EXERCISE DIRECTIONS - Scan the entries below and extract each line with the word "title" in it.

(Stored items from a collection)
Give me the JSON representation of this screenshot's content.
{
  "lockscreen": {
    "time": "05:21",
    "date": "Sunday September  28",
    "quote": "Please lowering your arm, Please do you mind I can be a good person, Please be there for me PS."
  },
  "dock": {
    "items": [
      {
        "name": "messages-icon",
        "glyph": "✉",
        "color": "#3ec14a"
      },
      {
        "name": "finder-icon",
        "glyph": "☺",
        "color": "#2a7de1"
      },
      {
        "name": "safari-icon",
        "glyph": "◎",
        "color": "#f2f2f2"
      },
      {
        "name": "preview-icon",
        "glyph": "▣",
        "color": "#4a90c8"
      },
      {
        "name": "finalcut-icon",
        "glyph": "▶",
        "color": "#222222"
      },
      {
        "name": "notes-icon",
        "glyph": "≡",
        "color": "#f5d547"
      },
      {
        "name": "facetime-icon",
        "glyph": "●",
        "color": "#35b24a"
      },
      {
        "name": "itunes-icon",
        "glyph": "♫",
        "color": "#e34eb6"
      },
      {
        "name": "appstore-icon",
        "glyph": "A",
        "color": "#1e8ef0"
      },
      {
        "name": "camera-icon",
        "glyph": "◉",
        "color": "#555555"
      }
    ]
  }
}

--

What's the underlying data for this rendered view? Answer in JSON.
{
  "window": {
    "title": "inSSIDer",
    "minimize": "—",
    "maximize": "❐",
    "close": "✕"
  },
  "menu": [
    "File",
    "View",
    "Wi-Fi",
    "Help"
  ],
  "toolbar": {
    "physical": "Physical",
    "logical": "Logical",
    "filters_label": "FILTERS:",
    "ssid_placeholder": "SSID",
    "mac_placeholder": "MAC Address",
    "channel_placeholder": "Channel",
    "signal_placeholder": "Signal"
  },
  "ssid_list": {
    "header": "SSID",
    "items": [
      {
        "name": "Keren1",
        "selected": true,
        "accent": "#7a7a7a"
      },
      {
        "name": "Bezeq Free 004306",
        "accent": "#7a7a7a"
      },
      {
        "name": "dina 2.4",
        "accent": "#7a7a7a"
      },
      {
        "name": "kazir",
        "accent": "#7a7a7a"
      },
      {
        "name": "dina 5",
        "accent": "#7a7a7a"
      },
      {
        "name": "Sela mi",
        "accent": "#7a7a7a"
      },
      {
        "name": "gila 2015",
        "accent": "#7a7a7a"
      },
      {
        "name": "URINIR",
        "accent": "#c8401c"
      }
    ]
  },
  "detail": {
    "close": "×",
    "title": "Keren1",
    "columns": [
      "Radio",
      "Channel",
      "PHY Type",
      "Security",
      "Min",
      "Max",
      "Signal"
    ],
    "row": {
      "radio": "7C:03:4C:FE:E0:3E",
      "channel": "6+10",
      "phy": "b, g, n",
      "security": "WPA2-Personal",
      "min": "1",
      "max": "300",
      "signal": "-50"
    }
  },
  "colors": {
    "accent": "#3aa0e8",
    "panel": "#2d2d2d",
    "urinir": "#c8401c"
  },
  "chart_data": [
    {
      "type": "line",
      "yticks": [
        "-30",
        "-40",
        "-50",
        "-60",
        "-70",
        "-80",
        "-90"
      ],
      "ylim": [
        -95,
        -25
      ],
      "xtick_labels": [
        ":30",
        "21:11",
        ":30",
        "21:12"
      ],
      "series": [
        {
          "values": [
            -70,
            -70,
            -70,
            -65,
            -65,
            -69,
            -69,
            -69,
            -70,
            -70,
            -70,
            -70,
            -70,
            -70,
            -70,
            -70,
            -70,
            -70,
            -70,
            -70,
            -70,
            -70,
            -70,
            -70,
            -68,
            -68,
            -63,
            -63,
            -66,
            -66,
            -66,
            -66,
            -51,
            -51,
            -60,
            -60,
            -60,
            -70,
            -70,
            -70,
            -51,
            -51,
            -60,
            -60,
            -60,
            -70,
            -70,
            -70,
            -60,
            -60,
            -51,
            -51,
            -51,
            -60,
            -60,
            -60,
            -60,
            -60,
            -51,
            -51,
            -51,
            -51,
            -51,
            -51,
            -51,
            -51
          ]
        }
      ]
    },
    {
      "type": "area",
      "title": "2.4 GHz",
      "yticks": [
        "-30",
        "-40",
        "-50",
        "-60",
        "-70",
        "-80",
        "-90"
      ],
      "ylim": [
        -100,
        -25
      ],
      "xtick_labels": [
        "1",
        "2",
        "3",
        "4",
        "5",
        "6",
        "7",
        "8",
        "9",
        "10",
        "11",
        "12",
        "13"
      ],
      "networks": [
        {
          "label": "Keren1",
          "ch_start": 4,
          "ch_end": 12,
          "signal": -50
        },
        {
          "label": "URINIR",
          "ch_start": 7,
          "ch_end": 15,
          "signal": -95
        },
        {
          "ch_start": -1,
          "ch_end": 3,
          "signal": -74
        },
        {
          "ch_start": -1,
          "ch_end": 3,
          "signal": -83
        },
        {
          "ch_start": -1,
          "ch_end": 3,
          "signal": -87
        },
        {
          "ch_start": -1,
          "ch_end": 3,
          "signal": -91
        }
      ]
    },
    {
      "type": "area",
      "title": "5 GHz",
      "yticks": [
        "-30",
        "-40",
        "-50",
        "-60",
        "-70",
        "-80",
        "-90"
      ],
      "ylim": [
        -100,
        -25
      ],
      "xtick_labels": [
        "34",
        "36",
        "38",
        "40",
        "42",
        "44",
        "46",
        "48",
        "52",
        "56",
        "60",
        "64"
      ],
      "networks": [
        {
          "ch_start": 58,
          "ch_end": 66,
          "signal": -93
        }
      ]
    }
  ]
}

OUTPUT BELOW -
    "title": "inSSIDer",
    "title": "Keren1",
      "title": "2.4 GHz",
      "title": "5 GHz",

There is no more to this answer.